It’s interesting to note that while these conferences are selling out and creating scarcity, companies like Oracle is opening its conference to well over 40,000 attendees.
This is an interesting year for Developer Conferences. Everyone is fast converting to smartphones, all the major manufacturers are expanding their portfolio of form factors to new screen types and sizes (eg tablets), and there’s some convergence going on where you can not only build once and deploy on multiple platforms, but RIM has even announced support for Android apps on the QNX OS. The industry is moving at a fast pace and there’s no shortage of people interested in the respective Developer Conferences. So how do they compare?
Apple WWDC (June 6th-10th)
Considering Apple’s device sales and the hype surrounding iOS apps, it’s a little surprising that Apple would limit its developer conference to 5,000 registrations. This year, Apple sold out its WWDC in less than 24 hours, with tickets costs at $1,599 each. If you’re not one of the lucky few to grab a ticket, you can always get one on eBay for something like $3,500USD. The conference runs for a full 5 days, which is longer than any other platform’s, and the cost is less than RIM’s but far more than Google’s. Overall $1,599 seems a little high as it’s probably the amount that your average app developer makes in a given month. It’s hard to spend that much cash on a conference when it’s rare you get any business out of them and it’s mostly about meeting friends in the industry.
Google I/O 2011 (May 10th – 11th)
Google’s I/O sold out in about 1 hour but they had also announced the event a week before and it was only an hour after registration opened that it was sold out. Nonetheless, that’s very impressive and shows there’s a lot of developers looking to be there. Some other facts to note are that it’s about $1000USD cheaper than WWDC with 1000 fewer spots. Pricing for Google’s I/O went like this:
Early Bird Price (until 4/16/11) $450
List Price (starting 4/17/11) $550
Academia (student, faculty) $150
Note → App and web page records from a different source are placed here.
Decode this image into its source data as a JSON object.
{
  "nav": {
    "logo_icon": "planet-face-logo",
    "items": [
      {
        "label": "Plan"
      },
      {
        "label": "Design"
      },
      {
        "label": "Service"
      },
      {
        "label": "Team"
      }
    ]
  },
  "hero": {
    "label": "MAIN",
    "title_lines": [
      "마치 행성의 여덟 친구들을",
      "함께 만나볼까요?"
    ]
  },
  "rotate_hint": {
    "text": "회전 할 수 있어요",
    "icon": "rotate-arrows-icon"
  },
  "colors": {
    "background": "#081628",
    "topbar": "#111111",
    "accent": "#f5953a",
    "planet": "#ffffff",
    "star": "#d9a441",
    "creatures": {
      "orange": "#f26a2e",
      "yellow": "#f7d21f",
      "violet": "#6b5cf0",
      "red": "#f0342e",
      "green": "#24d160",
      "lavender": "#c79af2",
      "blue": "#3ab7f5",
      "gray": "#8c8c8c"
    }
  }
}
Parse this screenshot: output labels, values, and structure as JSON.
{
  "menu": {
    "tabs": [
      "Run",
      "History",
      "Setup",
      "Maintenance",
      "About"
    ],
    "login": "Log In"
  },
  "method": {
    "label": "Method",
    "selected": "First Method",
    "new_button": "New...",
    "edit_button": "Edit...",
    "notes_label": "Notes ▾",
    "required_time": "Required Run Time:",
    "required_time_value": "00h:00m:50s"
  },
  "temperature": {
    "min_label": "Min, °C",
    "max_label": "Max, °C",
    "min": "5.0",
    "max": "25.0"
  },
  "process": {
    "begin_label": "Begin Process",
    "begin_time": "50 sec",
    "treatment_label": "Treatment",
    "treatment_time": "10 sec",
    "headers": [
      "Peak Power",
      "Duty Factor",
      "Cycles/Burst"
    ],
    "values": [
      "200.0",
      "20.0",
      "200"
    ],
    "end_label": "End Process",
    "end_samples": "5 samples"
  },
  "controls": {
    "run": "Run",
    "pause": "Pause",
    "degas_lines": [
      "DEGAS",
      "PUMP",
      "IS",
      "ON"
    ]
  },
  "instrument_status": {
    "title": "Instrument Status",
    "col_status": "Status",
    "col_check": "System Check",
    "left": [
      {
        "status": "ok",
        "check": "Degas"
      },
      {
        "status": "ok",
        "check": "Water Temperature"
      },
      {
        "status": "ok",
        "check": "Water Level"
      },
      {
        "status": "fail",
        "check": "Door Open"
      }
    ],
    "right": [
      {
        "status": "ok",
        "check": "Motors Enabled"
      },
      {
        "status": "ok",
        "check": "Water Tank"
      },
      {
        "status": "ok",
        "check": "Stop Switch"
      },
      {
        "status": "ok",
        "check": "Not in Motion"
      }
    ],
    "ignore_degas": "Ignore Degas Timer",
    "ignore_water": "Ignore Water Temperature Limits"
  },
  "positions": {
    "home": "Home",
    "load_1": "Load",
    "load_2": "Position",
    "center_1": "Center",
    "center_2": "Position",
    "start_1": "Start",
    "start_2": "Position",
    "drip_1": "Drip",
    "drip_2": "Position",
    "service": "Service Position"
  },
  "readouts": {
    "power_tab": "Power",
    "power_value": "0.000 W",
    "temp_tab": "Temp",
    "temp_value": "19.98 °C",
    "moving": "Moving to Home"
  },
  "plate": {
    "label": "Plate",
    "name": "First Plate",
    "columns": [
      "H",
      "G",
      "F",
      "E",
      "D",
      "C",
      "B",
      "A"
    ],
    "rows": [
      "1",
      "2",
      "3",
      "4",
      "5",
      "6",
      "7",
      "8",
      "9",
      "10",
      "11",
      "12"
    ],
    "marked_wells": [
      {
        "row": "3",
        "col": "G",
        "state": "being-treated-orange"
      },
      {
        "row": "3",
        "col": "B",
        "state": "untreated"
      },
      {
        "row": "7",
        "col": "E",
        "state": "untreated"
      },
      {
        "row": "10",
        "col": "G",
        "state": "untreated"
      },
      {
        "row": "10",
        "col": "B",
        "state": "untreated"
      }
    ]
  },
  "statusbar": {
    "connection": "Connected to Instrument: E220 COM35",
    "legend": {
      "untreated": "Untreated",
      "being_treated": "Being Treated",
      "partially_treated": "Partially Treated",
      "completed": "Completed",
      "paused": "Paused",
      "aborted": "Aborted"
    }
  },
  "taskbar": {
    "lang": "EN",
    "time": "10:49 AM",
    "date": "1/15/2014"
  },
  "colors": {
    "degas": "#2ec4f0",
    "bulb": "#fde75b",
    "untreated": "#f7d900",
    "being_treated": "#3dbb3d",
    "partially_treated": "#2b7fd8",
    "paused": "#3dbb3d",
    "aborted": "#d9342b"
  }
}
BootCamp +$100 (all registration types)
The Google I/O event is much shorter than WWDC, but the ticket price is also much cheaper. This is probably more ideal for a lot of companies. Because the event is so short, it forces you to squeeze more productivity into a shorter time, and you spend less cash. Google did the right thing with their dates and pricing, and other conferences should take note.
BlackBerry Developer Conference (October 18th – 20th)
RIM is still in a planning stage for their Developer Conference and it should be interesting. With the PlayBook now supporting Android apps, as well as the plethora of ways that you can make apps for BlackBerry, there is a huge list of potential developers who can attend the conference. While RIM is currently courting developers and trying to attract more high quality apps to the platform, you have to wonder why they wouldn’t just offer it for free. Considering the vast majority of RIM’s money comes from device sales, at the very least, RIM should be saying that DevCon 2011 is free for everyone with an app in App World.
UPDATE: Removed the pricing for BlackBerry World as it’s obviously not the price for DEVCON 2011. The cost for DEVCON 2011 isn’t posted yet so we’ll update when it’s up. The point remains that RIM should just offer the conference for free as they’re clearly looking for developers to come on board.
Will you be attending any of these developer conferences?